= Beginning of Section =

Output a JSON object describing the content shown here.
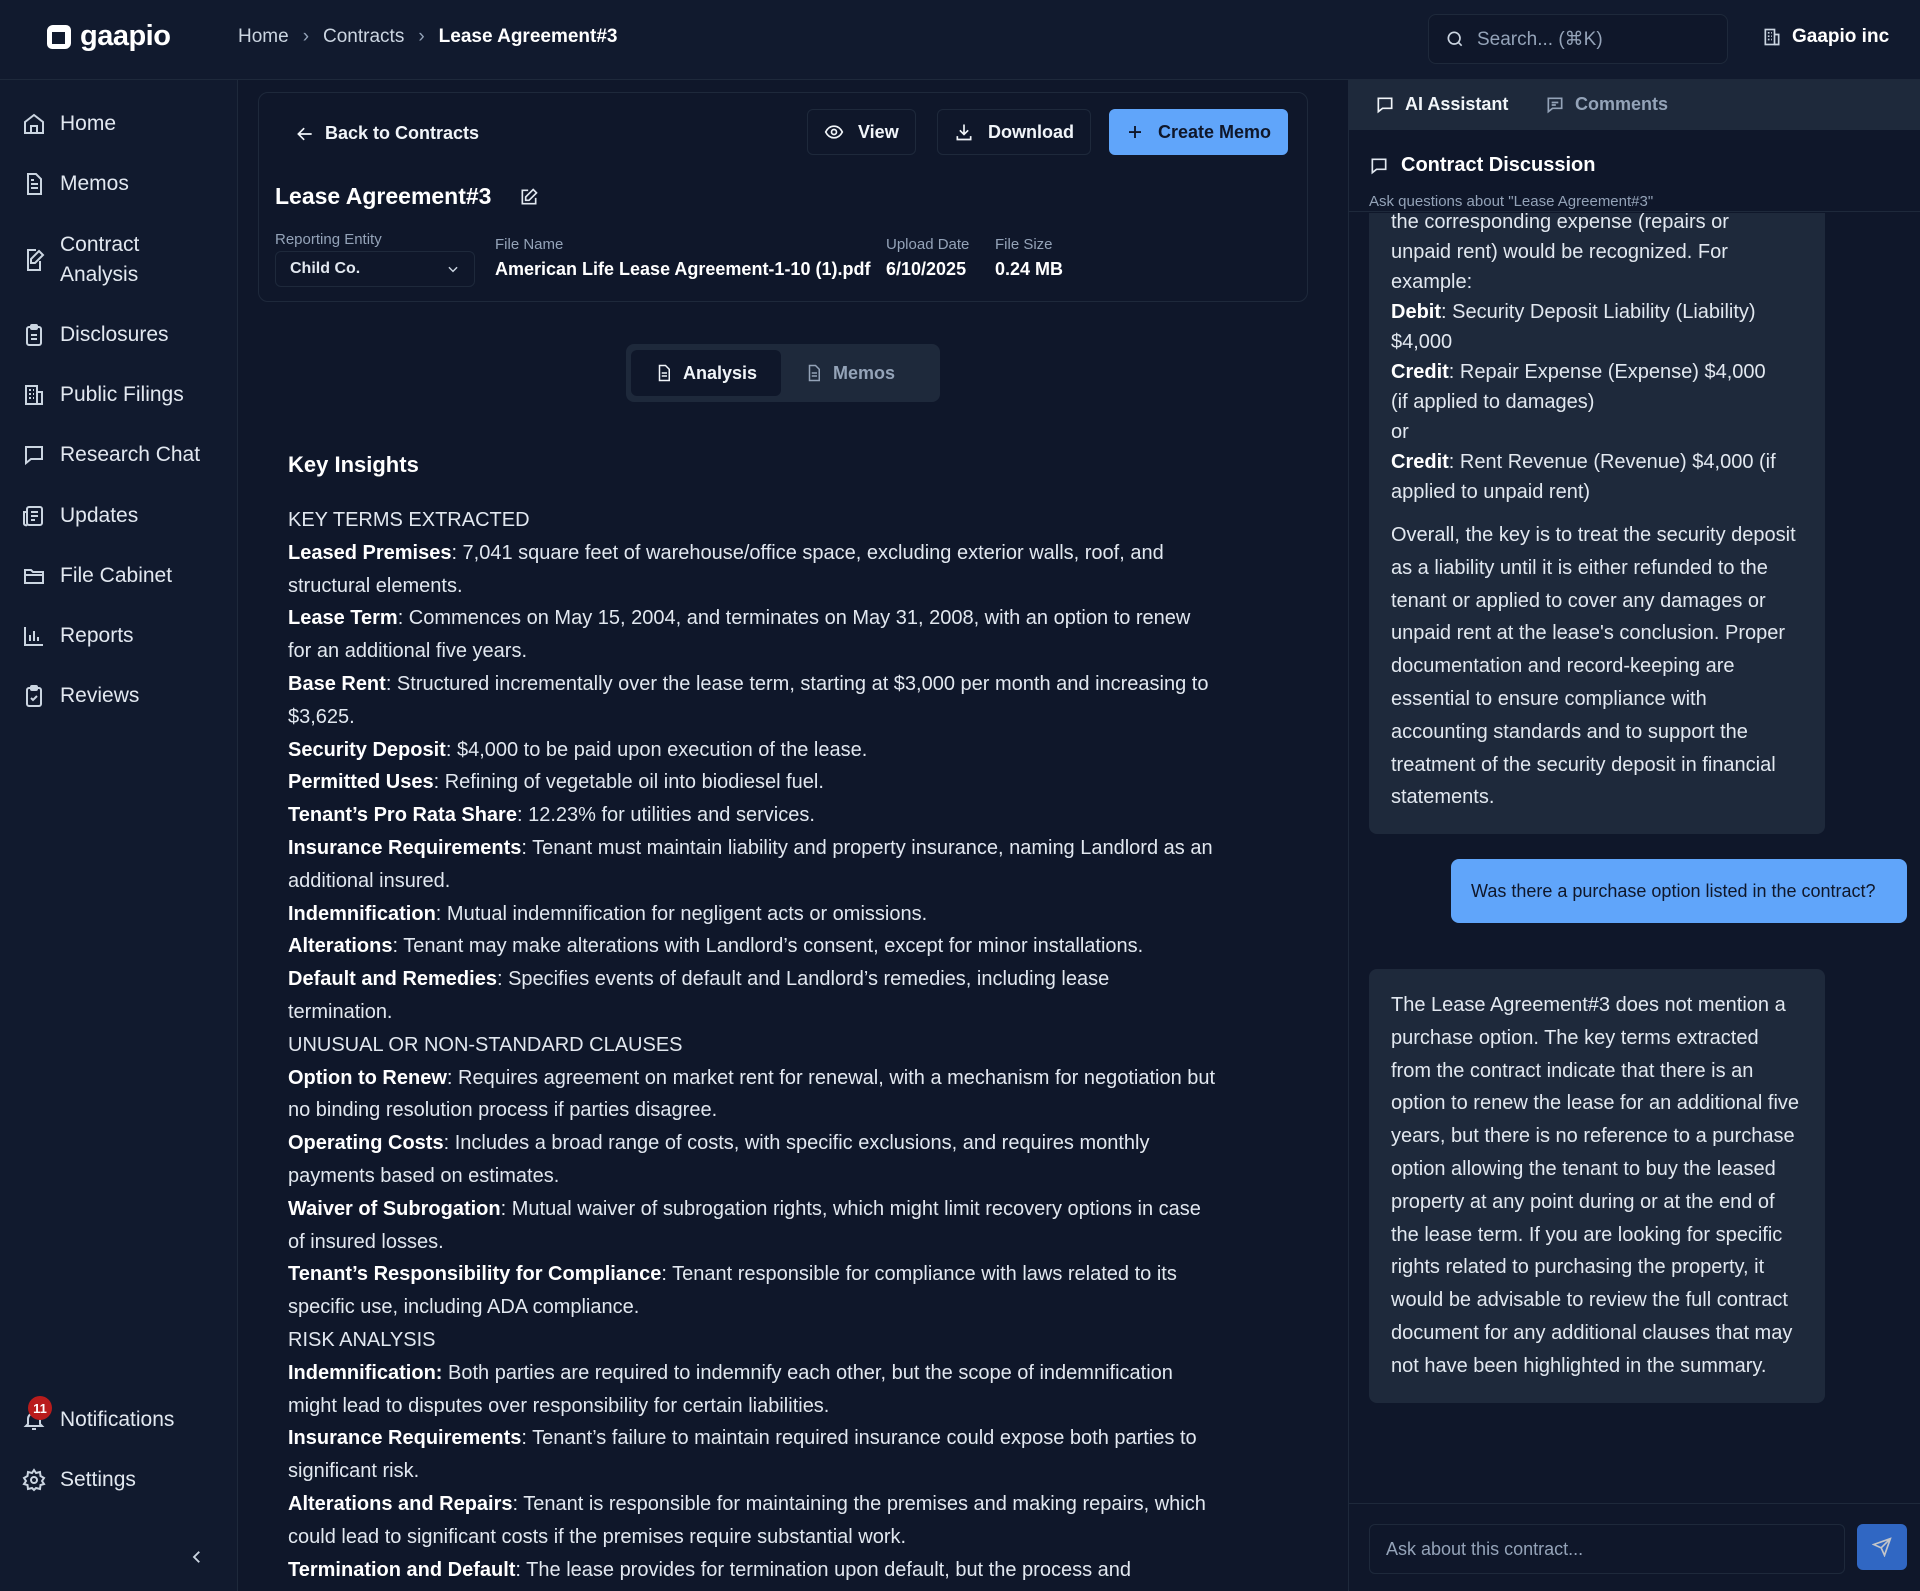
{
  "app": {
    "name": "gaapio",
    "org": "Gaapio inc"
  },
  "breadcrumb": [
    {
      "label": "Home"
    },
    {
      "label": "Contracts"
    },
    {
      "label": "Lease Agreement#3"
    }
  ],
  "search": {
    "placeholder": "Search... (⌘K)"
  },
  "sidebar": {
    "items": [
      {
        "label": "Home",
        "icon": "home-icon"
      },
      {
        "label": "Memos",
        "icon": "document-icon"
      },
      {
        "label_line1": "Contract",
        "label_line2": "Analysis",
        "icon": "file-edit-icon"
      },
      {
        "label": "Disclosures",
        "icon": "clipboard-icon"
      },
      {
        "label": "Public Filings",
        "icon": "building-icon"
      },
      {
        "label": "Research Chat",
        "icon": "chat-icon"
      },
      {
        "label": "Updates",
        "icon": "newspaper-icon"
      },
      {
        "label": "File Cabinet",
        "icon": "folder-icon"
      },
      {
        "label": "Reports",
        "icon": "bar-chart-icon"
      },
      {
        "label": "Reviews",
        "icon": "clipboard-check-icon"
      }
    ],
    "notifications": {
      "label": "Notifications",
      "count": "11"
    },
    "settings": {
      "label": "Settings"
    }
  },
  "header": {
    "back_label": "Back to Contracts",
    "view_label": "View",
    "download_label": "Download",
    "create_memo_label": "Create Memo",
    "title": "Lease Agreement#3",
    "reporting_entity_label": "Reporting Entity",
    "reporting_entity_value": "Child Co.",
    "file_name_label": "File Name",
    "file_name_value": "American Life Lease Agreement-1-10 (1).pdf",
    "upload_date_label": "Upload Date",
    "upload_date_value": "6/10/2025",
    "file_size_label": "File Size",
    "file_size_value": "0.24 MB"
  },
  "tabs": {
    "analysis": "Analysis",
    "memos": "Memos",
    "active": "analysis"
  },
  "insights": {
    "title": "Key Insights",
    "lines": [
      {
        "bold": "",
        "text": "KEY TERMS EXTRACTED"
      },
      {
        "bold": "Leased Premises",
        "text": ": 7,041 square feet of warehouse/office space, excluding exterior walls, roof, and"
      },
      {
        "bold": "",
        "text": "structural elements."
      },
      {
        "bold": "Lease Term",
        "text": ": Commences on May 15, 2004, and terminates on May 31, 2008, with an option to renew"
      },
      {
        "bold": "",
        "text": "for an additional five years."
      },
      {
        "bold": "Base Rent",
        "text": ": Structured incrementally over the lease term, starting at $3,000 per month and increasing to"
      },
      {
        "bold": "",
        "text": "$3,625."
      },
      {
        "bold": "Security Deposit",
        "text": ": $4,000 to be paid upon execution of the lease."
      },
      {
        "bold": "Permitted Uses",
        "text": ": Refining of vegetable oil into biodiesel fuel."
      },
      {
        "bold": "Tenant’s Pro Rata Share",
        "text": ": 12.23% for utilities and services."
      },
      {
        "bold": "Insurance Requirements",
        "text": ": Tenant must maintain liability and property insurance, naming Landlord as an"
      },
      {
        "bold": "",
        "text": "additional insured."
      },
      {
        "bold": "Indemnification",
        "text": ": Mutual indemnification for negligent acts or omissions."
      },
      {
        "bold": "Alterations",
        "text": ": Tenant may make alterations with Landlord’s consent, except for minor installations."
      },
      {
        "bold": "Default and Remedies",
        "text": ": Specifies events of default and Landlord’s remedies, including lease"
      },
      {
        "bold": "",
        "text": "termination."
      },
      {
        "bold": "",
        "text": "UNUSUAL OR NON-STANDARD CLAUSES"
      },
      {
        "bold": "Option to Renew",
        "text": ": Requires agreement on market rent for renewal, with a mechanism for negotiation but"
      },
      {
        "bold": "",
        "text": "no binding resolution process if parties disagree."
      },
      {
        "bold": "Operating Costs",
        "text": ": Includes a broad range of costs, with specific exclusions, and requires monthly"
      },
      {
        "bold": "",
        "text": "payments based on estimates."
      },
      {
        "bold": "Waiver of Subrogation",
        "text": ": Mutual waiver of subrogation rights, which might limit recovery options in case"
      },
      {
        "bold": "",
        "text": "of insured losses."
      },
      {
        "bold": "Tenant’s Responsibility for Compliance",
        "text": ": Tenant responsible for compliance with laws related to its"
      },
      {
        "bold": "",
        "text": "specific use, including ADA compliance."
      },
      {
        "bold": "",
        "text": "RISK ANALYSIS"
      },
      {
        "bold": "Indemnification:",
        "text": " Both parties are required to indemnify each other, but the scope of indemnification"
      },
      {
        "bold": "",
        "text": "might lead to disputes over responsibility for certain liabilities."
      },
      {
        "bold": "Insurance Requirements",
        "text": ": Tenant’s failure to maintain required insurance could expose both parties to"
      },
      {
        "bold": "",
        "text": "significant risk."
      },
      {
        "bold": "Alterations and Repairs",
        "text": ": Tenant is responsible for maintaining the premises and making repairs, which"
      },
      {
        "bold": "",
        "text": "could lead to significant costs if the premises require substantial work."
      },
      {
        "bold": "Termination and Default",
        "text": ": The lease provides for termination upon default, but the process and"
      }
    ]
  },
  "panel": {
    "tab_ai": "AI Assistant",
    "tab_comments": "Comments",
    "title": "Contract Discussion",
    "subtitle": "Ask questions about \"Lease Agreement#3\"",
    "msg1": {
      "l0": "the corresponding expense (repairs or",
      "l1": "unpaid rent) would be recognized. For",
      "l2": "example:",
      "debit_label": "Debit",
      "debit_text": ": Security Deposit Liability (Liability)",
      "debit_amount": "$4,000",
      "credit1_label": "Credit",
      "credit1_text": ": Repair Expense (Expense) $4,000",
      "credit1_note": "(if applied to damages)",
      "or": "or",
      "credit2_label": "Credit",
      "credit2_text": ": Rent Revenue (Revenue) $4,000 (if",
      "credit2_note": "applied to unpaid rent)",
      "overall": "Overall, the key is to treat the security deposit as a liability until it is either refunded to the tenant or applied to cover any damages or unpaid rent at the lease's conclusion. Proper documentation and record-keeping are essential to ensure compliance with accounting standards and to support the treatment of the security deposit in financial statements."
    },
    "user_msg": "Was there a purchase option listed in the contract?",
    "msg2": "The Lease Agreement#3 does not mention a purchase option. The key terms extracted from the contract indicate that there is an option to renew the lease for an additional five years, but there is no reference to a purchase option allowing the tenant to buy the leased property at any point during or at the end of the lease term. If you are looking for specific rights related to purchasing the property, it would be advisable to review the full contract document for any additional clauses that may not have been highlighted in the summary.",
    "input_placeholder": "Ask about this contract..."
  },
  "colors": {
    "accent": "#60a5fa",
    "background": "#0f172a",
    "card": "#1e293b",
    "badge": "#b91c1c"
  }
}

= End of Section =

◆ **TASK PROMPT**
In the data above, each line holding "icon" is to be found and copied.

◆ **WRITTEN RESPONSE**
        "icon": "home-icon"
        "icon": "document-icon"
        "icon": "file-edit-icon"
        "icon": "clipboard-icon"
        "icon": "building-icon"
        "icon": "chat-icon"
        "icon": "newspaper-icon"
        "icon": "folder-icon"
        "icon": "bar-chart-icon"
        "icon": "clipboard-check-icon"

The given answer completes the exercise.